How to complete this task —
When you restate the entries that follow, keep every word exactly and drop the pictures.

# # #

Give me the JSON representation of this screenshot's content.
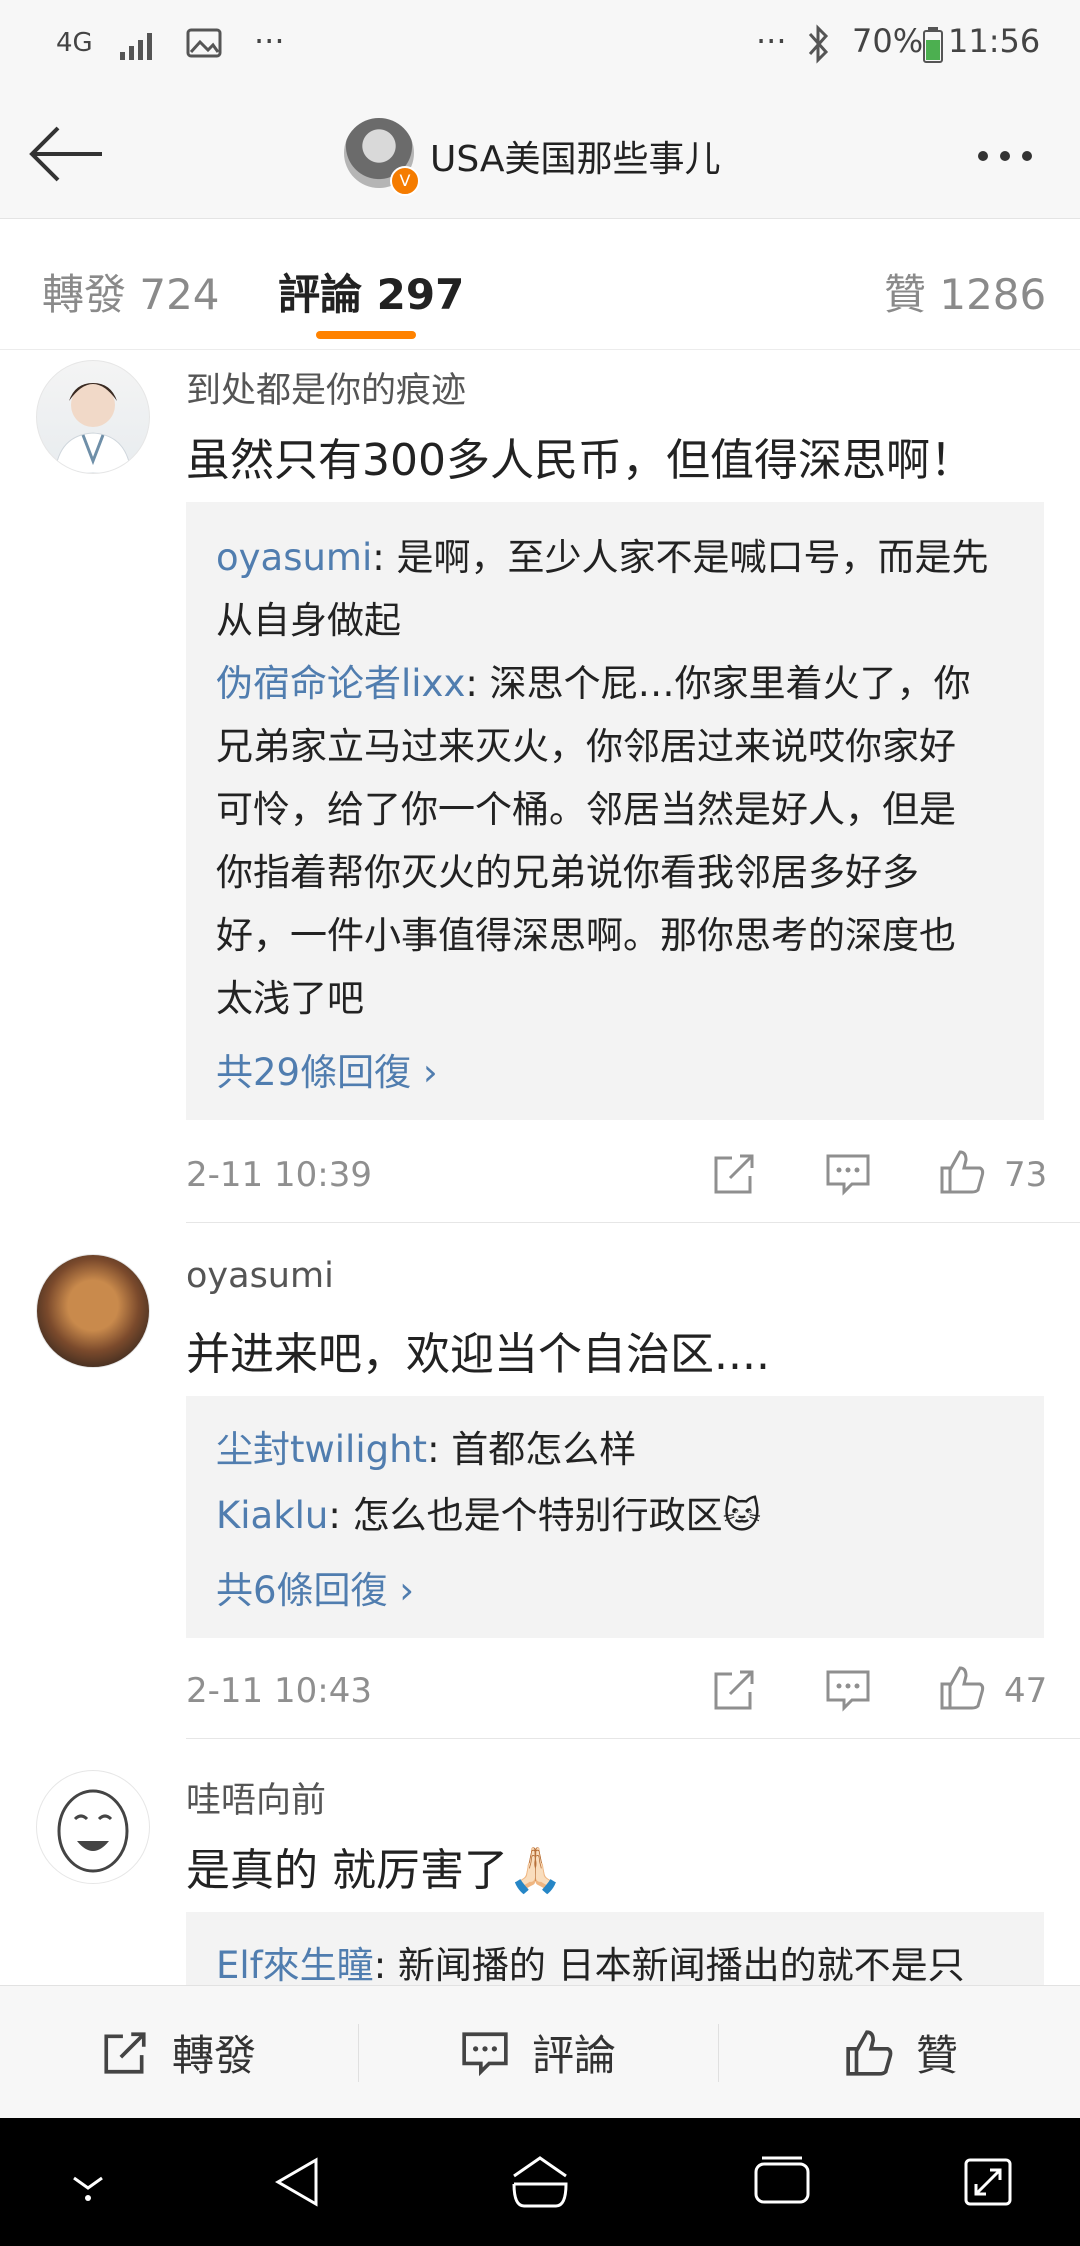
{
  "status_bar": {
    "network": "4G",
    "dots_left": "···",
    "dots_right": "···",
    "battery": "70%",
    "time": "11:56"
  },
  "header": {
    "title": "USA美国那些事儿",
    "verified_badge": "V"
  },
  "tabs": [
    {
      "label": "轉發 724"
    },
    {
      "label": "評論 297"
    },
    {
      "label": "贊 1286"
    }
  ],
  "comments": [
    {
      "username": "到处都是你的痕迹",
      "text": "虽然只有300多人民币，但值得深思啊！",
      "replies": [
        {
          "name": "oyasumi",
          "lines": [
            ": 是啊，至少人家不是喊口号，而是先",
            "从自身做起"
          ]
        },
        {
          "name": "伪宿命论者lixx",
          "lines": [
            ": 深思个屁…你家里着火了，你",
            "兄弟家立马过来灭火，你邻居过来说哎你家好",
            "可怜，给了你一个桶。邻居当然是好人，但是",
            "你指着帮你灭火的兄弟说你看我邻居多好多",
            "好，一件小事值得深思啊。那你思考的深度也",
            "太浅了吧"
          ]
        }
      ],
      "more_replies": "共29條回復 ›",
      "time": "2-11 10:39",
      "likes": "73"
    },
    {
      "username": "oyasumi",
      "text": "并进来吧，欢迎当个自治区....",
      "replies": [
        {
          "name": "尘封twilight",
          "lines": [
            ": 首都怎么样"
          ]
        },
        {
          "name": "Kiaklu",
          "lines": [
            ": 怎么也是个特别行政区🐱"
          ]
        }
      ],
      "more_replies": "共6條回復 ›",
      "time": "2-11 10:43",
      "likes": "47"
    },
    {
      "username": "哇唔向前",
      "text": "是真的 就厉害了🙏🏻",
      "replies": [
        {
          "name": "Elf來生瞳",
          "lines": [
            ": 新闻播的 日本新闻播出的就不是只"
          ]
        }
      ]
    }
  ],
  "bottom_bar": {
    "repost": "轉發",
    "comment": "評論",
    "like": "贊"
  },
  "colors": {
    "accent": "#ff8200",
    "link": "#507daf",
    "reply_bg": "#f3f3f3"
  },
  "icons": [
    "back-arrow-icon",
    "more-icon",
    "share-icon",
    "comment-icon",
    "like-icon",
    "nav-down-icon",
    "nav-back-icon",
    "nav-home-icon",
    "nav-recent-icon",
    "nav-expand-icon"
  ]
}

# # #

Answer to this task —
Give me the JSON representation of this screenshot's content.
{
  "status_bar": {
    "network": "4G",
    "dots_left": "···",
    "dots_right": "···",
    "battery": "70%",
    "time": "11:56"
  },
  "header": {
    "title": "USA美国那些事儿",
    "verified_badge": "V"
  },
  "tabs": [
    {
      "label": "轉發 724"
    },
    {
      "label": "評論 297"
    },
    {
      "label": "贊 1286"
    }
  ],
  "comments": [
    {
      "username": "到处都是你的痕迹",
      "text": "虽然只有300多人民币，但值得深思啊！",
      "replies": [
        {
          "name": "oyasumi",
          "lines": [
            ": 是啊，至少人家不是喊口号，而是先",
            "从自身做起"
          ]
        },
        {
          "name": "伪宿命论者lixx",
          "lines": [
            ": 深思个屁…你家里着火了，你",
            "兄弟家立马过来灭火，你邻居过来说哎你家好",
            "可怜，给了你一个桶。邻居当然是好人，但是",
            "你指着帮你灭火的兄弟说你看我邻居多好多",
            "好，一件小事值得深思啊。那你思考的深度也",
            "太浅了吧"
          ]
        }
      ],
      "more_replies": "共29條回復 ›",
      "time": "2-11 10:39",
      "likes": "73"
    },
    {
      "username": "oyasumi",
      "text": "并进来吧，欢迎当个自治区....",
      "replies": [
        {
          "name": "尘封twilight",
          "lines": [
            ": 首都怎么样"
          ]
        },
        {
          "name": "Kiaklu",
          "lines": [
            ": 怎么也是个特别行政区🐱"
          ]
        }
      ],
      "more_replies": "共6條回復 ›",
      "time": "2-11 10:43",
      "likes": "47"
    },
    {
      "username": "哇唔向前",
      "text": "是真的 就厉害了🙏🏻",
      "replies": [
        {
          "name": "Elf來生瞳",
          "lines": [
            ": 新闻播的 日本新闻播出的就不是只"
          ]
        }
      ]
    }
  ],
  "bottom_bar": {
    "repost": "轉發",
    "comment": "評論",
    "like": "贊"
  },
  "colors": {
    "accent": "#ff8200",
    "link": "#507daf",
    "reply_bg": "#f3f3f3"
  },
  "icons": [
    "back-arrow-icon",
    "more-icon",
    "share-icon",
    "comment-icon",
    "like-icon",
    "nav-down-icon",
    "nav-back-icon",
    "nav-home-icon",
    "nav-recent-icon",
    "nav-expand-icon"
  ]
}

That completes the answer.